I would not say that traditional looks and reasonable performance are mutually exclusive but in many ways there are conflicts between the hullforms found on traditional boat above the waterline and the hullforms that are understood to offer superior performance below the waterline.
When you look at the waterline shape of a traditional working watercraft, the entry was pretty full, the beam comparatively narrow and the stern fairly fine. That is a shape that makes sense when you need to carry a lot of weight, when you have minimal stability, when you have an inefficient sail plan, and underbody and when speed is less important that cargo capacity.

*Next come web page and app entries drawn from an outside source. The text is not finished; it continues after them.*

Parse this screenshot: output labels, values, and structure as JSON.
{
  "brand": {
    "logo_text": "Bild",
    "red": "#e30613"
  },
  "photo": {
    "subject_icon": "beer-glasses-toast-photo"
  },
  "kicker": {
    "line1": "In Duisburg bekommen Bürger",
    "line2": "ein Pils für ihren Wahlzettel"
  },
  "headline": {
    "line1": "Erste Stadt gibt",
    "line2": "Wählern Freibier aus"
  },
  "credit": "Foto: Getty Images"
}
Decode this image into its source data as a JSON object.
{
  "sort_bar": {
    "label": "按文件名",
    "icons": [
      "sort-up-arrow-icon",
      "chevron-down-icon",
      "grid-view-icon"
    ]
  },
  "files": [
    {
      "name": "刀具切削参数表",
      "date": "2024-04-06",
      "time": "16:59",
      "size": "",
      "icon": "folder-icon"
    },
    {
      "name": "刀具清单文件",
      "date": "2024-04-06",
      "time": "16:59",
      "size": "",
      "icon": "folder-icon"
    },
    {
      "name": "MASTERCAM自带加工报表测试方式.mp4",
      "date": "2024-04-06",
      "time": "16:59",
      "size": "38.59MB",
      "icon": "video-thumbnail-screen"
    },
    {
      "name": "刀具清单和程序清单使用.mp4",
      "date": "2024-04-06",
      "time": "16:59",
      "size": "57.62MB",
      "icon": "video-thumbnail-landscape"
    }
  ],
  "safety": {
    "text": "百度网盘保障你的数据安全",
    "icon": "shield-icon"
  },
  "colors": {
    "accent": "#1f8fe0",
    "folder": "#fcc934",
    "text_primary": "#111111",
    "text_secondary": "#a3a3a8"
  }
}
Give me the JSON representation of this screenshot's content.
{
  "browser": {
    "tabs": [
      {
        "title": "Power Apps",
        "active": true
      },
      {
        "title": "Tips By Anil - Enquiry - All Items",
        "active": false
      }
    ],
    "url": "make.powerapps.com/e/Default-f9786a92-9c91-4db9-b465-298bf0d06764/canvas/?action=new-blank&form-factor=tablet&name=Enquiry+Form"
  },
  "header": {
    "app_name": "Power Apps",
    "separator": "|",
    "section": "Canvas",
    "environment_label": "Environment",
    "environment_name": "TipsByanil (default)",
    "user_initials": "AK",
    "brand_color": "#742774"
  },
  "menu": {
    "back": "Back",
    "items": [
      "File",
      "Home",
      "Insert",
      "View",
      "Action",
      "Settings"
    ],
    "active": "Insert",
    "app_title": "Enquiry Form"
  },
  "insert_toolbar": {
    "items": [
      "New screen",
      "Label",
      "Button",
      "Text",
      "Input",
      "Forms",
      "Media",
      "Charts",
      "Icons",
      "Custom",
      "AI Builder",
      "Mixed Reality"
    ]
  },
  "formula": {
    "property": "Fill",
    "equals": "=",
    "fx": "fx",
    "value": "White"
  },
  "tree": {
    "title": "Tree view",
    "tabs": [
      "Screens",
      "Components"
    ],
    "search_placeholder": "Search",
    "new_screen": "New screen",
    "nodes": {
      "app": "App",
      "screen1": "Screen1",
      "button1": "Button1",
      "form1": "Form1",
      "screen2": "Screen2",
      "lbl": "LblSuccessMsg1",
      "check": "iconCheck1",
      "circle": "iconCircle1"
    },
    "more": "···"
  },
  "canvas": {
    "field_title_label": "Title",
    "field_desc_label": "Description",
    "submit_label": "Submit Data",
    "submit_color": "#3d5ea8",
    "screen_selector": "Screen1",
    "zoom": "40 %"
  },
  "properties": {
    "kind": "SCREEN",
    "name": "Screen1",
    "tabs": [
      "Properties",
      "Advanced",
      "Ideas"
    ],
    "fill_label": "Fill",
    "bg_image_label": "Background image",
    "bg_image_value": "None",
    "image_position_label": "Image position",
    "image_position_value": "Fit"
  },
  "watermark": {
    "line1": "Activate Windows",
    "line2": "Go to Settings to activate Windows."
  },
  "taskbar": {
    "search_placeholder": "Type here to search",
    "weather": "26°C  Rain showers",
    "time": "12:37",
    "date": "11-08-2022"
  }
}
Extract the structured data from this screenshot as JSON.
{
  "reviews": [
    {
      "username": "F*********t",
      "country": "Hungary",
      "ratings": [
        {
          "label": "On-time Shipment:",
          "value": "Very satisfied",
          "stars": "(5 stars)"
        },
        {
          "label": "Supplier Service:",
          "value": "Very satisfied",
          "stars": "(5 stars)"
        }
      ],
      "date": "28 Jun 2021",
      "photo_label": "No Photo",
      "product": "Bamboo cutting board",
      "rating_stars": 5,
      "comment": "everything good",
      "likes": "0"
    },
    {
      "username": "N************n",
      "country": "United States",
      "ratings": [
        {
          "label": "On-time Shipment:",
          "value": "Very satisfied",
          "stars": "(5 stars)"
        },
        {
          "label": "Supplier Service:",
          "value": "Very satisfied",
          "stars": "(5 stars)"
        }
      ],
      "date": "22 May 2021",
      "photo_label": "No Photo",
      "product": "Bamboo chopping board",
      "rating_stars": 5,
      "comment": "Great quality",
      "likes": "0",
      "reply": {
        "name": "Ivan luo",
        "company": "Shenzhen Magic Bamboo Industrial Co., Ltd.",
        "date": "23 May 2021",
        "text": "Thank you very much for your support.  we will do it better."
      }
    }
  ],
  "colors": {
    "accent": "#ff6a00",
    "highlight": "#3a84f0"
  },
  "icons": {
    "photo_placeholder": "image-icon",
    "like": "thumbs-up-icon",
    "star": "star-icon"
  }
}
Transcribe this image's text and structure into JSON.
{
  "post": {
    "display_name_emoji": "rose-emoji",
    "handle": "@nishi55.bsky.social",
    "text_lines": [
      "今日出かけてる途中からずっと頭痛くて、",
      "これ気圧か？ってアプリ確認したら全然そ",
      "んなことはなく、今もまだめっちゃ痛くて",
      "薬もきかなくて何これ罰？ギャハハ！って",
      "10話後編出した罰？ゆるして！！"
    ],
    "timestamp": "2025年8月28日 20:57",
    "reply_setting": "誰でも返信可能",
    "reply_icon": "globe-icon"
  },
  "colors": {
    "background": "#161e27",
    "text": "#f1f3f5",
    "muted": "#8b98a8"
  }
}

With the ability to produce efficient sail plans, enormous stability relative to drag, and lighter construction, the hull form of choice has a comparatively fine entry, has its center of buoyancy quite far aft, and a compartively flat run that terminates in a comparative wide transom. To prevent the kinds of bow down trim changes that were typical of early higher performance boats the topsides on modern boats are very carefully modeled to minimize heeled trim changes.
Placing a traditional topsides on modern underbody is essentially placing an eliptic top on triangulr bottom. They do not align and it results in a mix that is bound to be trouble when heeled.
It is not that there have not been some reasonably successful blends of traditional and modern. The Alerion Express, Ericson Independence 31 (31c), and to a lesser extent the J-32 fall to mind, but it is hard to successfully blend the most current thinking with the gentler ideas of the past.